 The best place to hibernate your tortoise is indoors, inside a refrigerator used expressly for the purpose of hibernation (where no food is stored). A hibernating tortoise needs to be kept around 40°F and a fridge can provide the perfect, consistent temperature. 

Place your tortoise in a box that is slightly larger than your pet. Fill the box with the proper substrate, and make sure it has air holes for ventilation. The substrate in the box needs to be deep enough that your tortoise can bury itself. Make sure the temperature in your tortoise’s hibernation spot does not exceed 50°F, or drop below 35°F.

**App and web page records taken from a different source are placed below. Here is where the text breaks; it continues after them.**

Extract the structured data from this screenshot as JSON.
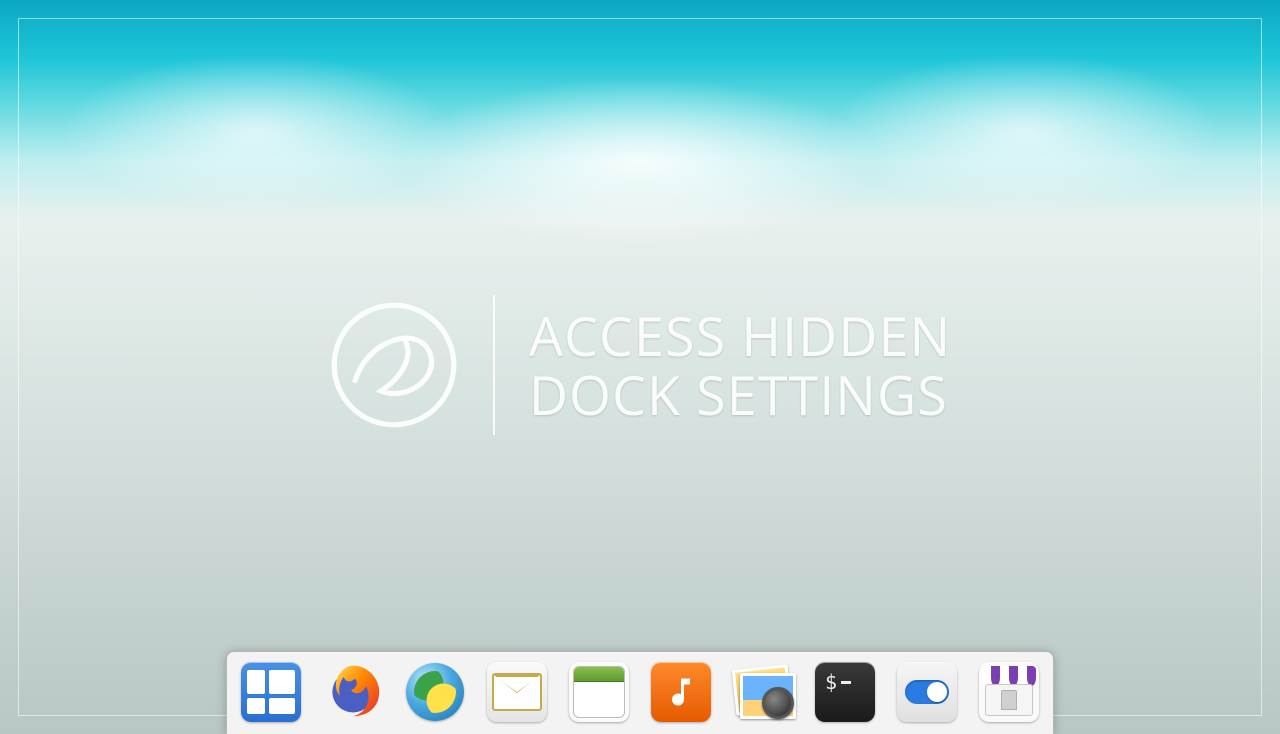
{
  "hero": {
    "line1": "ACCESS HIDDEN",
    "line2": "DOCK SETTINGS"
  },
  "dock": {
    "items": [
      {
        "name": "Multitasking View",
        "icon": "multitasking-icon"
      },
      {
        "name": "Firefox",
        "icon": "firefox-icon"
      },
      {
        "name": "Web Browser",
        "icon": "globe-icon"
      },
      {
        "name": "Mail",
        "icon": "mail-icon"
      },
      {
        "name": "Calendar",
        "icon": "calendar-icon"
      },
      {
        "name": "Music",
        "icon": "music-icon"
      },
      {
        "name": "Photos",
        "icon": "photos-icon"
      },
      {
        "name": "Terminal",
        "icon": "terminal-icon"
      },
      {
        "name": "System Settings",
        "icon": "settings-icon"
      },
      {
        "name": "AppCenter",
        "icon": "appcenter-icon"
      }
    ]
  }
}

You’ll need to check on your hibernation tortoise regularly and bring them out of hibernation if they lose more than 1% of their body weight each month, they remain active during their hibernation period, they attempt to bask, they display signs of illness, or they empty their bladder. 

Be sure to bring your tortoise out of hibernation by allowing them to slowly acclimate to room temperature.


An inactive, lethargic tortoise may be a sign of improper husbandry, or it might simply be a signal that your tortoise is ready to hibernate. If your tortoise seems less active than usual, or is sleeping more throughout the day, be sure to check their tank temperature, light source, and humidity levels.

If all of these check out, examine your tortoise for signs of illness and call your veterinarian if you notice anything concerning.

If the autumn season is upon you and temperatures are dropping, consult your veterinarian about whether your tortoise is healthy enough for hibernation.

  1. https://azeah.com/tortoises-turtles/hibernation-recommendations#:~:text=Hibernation%2C%20sometimes%20referred%20to%20as,outside%20fall%20their%20metabolism%20slows.
  2. https://www.exoticdirect.co.uk/news/tortoises-and-hibernation
  3. https://www.myfamilyvets.co.uk/tortoise-hibernation 
  4. https://www.auroraanimalhospital.com/exotic-pet-care-sheets 
  5. https://sites.google.com/site/tortoiselibrary/health-and-medical/respiratory-infections 
  6. https://sites.google.com/site/tortoiselibrary/health-and-medical/hydration

I’m Devin Nunn, an average joe that just so happens to have a deep love and passion for everything to do with reptiles. Because taking care of them for the vast majority of my life wasn’t fulfilling enough, I decided to begin educating others about them through my articles. read more...